Are you looking for an engaging new way to exercise — one that you can do with people from both older and younger generations?
Nordic walking — essentially, walking with long poles (a lot like cross-country ski poles) — might be the answer. One of its many benefits is that it burns more calories than ordinary walking of the same intensity.
Even though you’re getting a more thorough workout, most people don’t feel like they are working any harder, according to the Mayo Clinic Health Letter.
Cross-country training led to the new workout method
Nordic walking got its start as a summer training method for cross-country skiers. In recent years, its popularity has increased, especially among older adults.
Walking poles engage the upper body and can help with stability, improve posture and possibly lessen the impact on joints and muscles.
According to the International Nordic Walking Federation (INWA), Nordic Walking is a non-competitive physical activity that is suitable for all, irrespective of age, gender or physical condition.
They say that by using biomechanically correct movements and gait, together with the proper body alignment and posture, the workout’s natural and fluid movements that engage the muscles of the upper and lower body as well as the core.
The rhythmic, dynamic movements result in a thorough, symmetrical training, plus offers aerobic conditioning, thanks to the activation of both large and small muscle groups.
Practitioners of Nordic walking typically experience slightly higher heart rates than occur with ordinary walking. And, the body consumes more oxygen.
In one study, Nordic walking burned about 20 percent more calories over one mile compared to normal walking on the same course. The extra calorie burn may occur because Nordic walking works the muscles of the arms, shoulders, chest, back and torso more than ordinary walking.
Tips for Nordic walking strides
The arm and leg movements in Nordic walking are much the same as in ordinary walking.
To begin, it’s helpful to take a few strides without touching the pole tips to the ground. Walkers progress to taking strides while lightly dragging the pole tips. The next step is to plant the pole tip, gradually increasing the force from gentle to more powerful pole pushes.
Poles designed for Nordic walking are available at many sporting goods stores and on the internet. Poles are available in adjustable lengths.
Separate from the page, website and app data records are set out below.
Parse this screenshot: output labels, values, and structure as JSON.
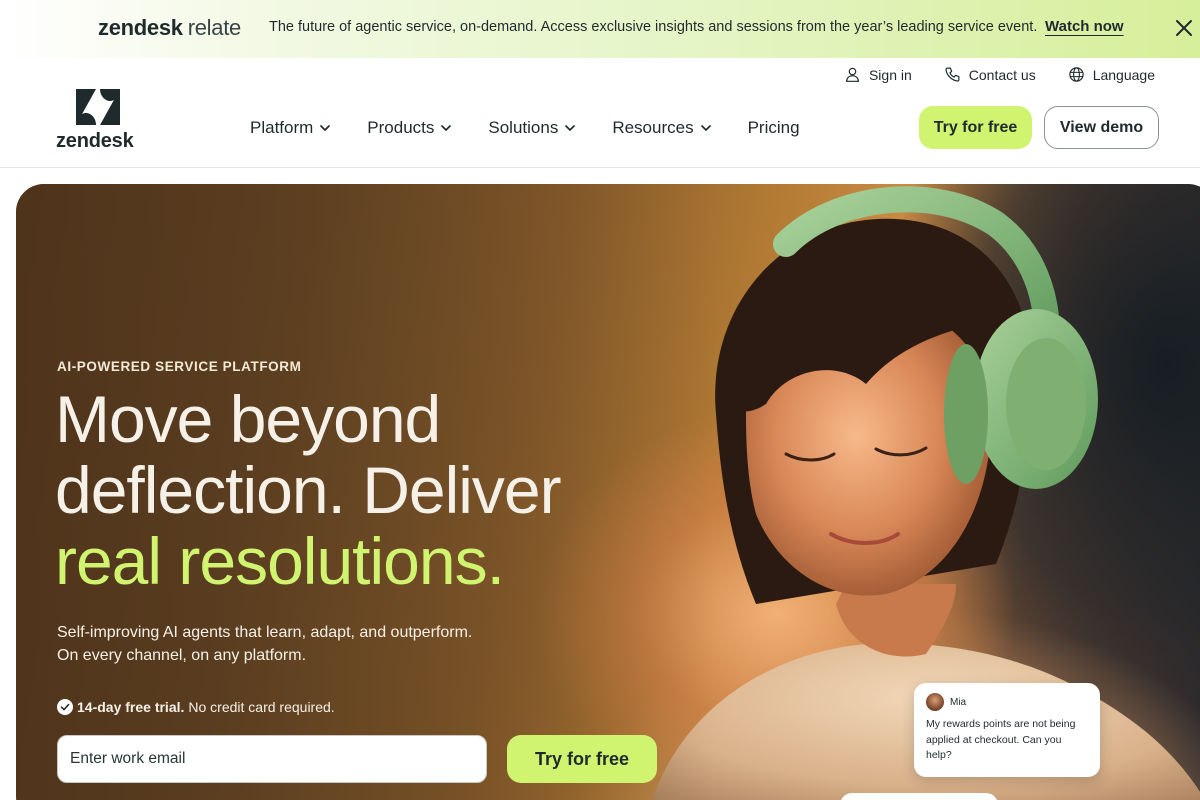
{
  "banner": {
    "brand_primary": "zendesk",
    "brand_secondary": "relate",
    "text": "The future of agentic service, on-demand. Access exclusive insights and sessions from the year’s leading service event.",
    "link_label": "Watch now",
    "close_icon": "close-icon"
  },
  "header": {
    "logo_text": "zendesk",
    "utility": [
      {
        "label": "Sign in",
        "icon": "user-icon"
      },
      {
        "label": "Contact us",
        "icon": "phone-icon"
      },
      {
        "label": "Language",
        "icon": "globe-icon"
      }
    ],
    "nav": [
      {
        "label": "Platform",
        "has_dropdown": true
      },
      {
        "label": "Products",
        "has_dropdown": true
      },
      {
        "label": "Solutions",
        "has_dropdown": true
      },
      {
        "label": "Resources",
        "has_dropdown": true
      },
      {
        "label": "Pricing",
        "has_dropdown": false
      }
    ],
    "try_button": "Try for free",
    "demo_button": "View demo"
  },
  "hero": {
    "eyebrow": "AI-POWERED SERVICE PLATFORM",
    "headline_line1": "Move beyond",
    "headline_line2": "deflection. Deliver",
    "headline_accent": "real resolutions.",
    "subhead_line1": "Self-improving AI agents that learn, adapt, and outperform.",
    "subhead_line2": "On every channel, on any platform.",
    "trial_bold": "14-day free trial.",
    "trial_rest": "No credit card required.",
    "email_placeholder": "Enter work email",
    "try_button": "Try for free",
    "chat": {
      "name": "Mia",
      "message": "My rewards points are not being applied at checkout. Can you help?"
    }
  },
  "colors": {
    "accent": "#d1f470",
    "text_dark": "#1f2a2c",
    "hero_text": "#f6f1e8"
  }
}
The forearm should generally be parallel to the ground when gripping a Nordic pole.
As with any new activity, the Mayo Clinic’s recommendation is to start at an easy level and gradually increase effort.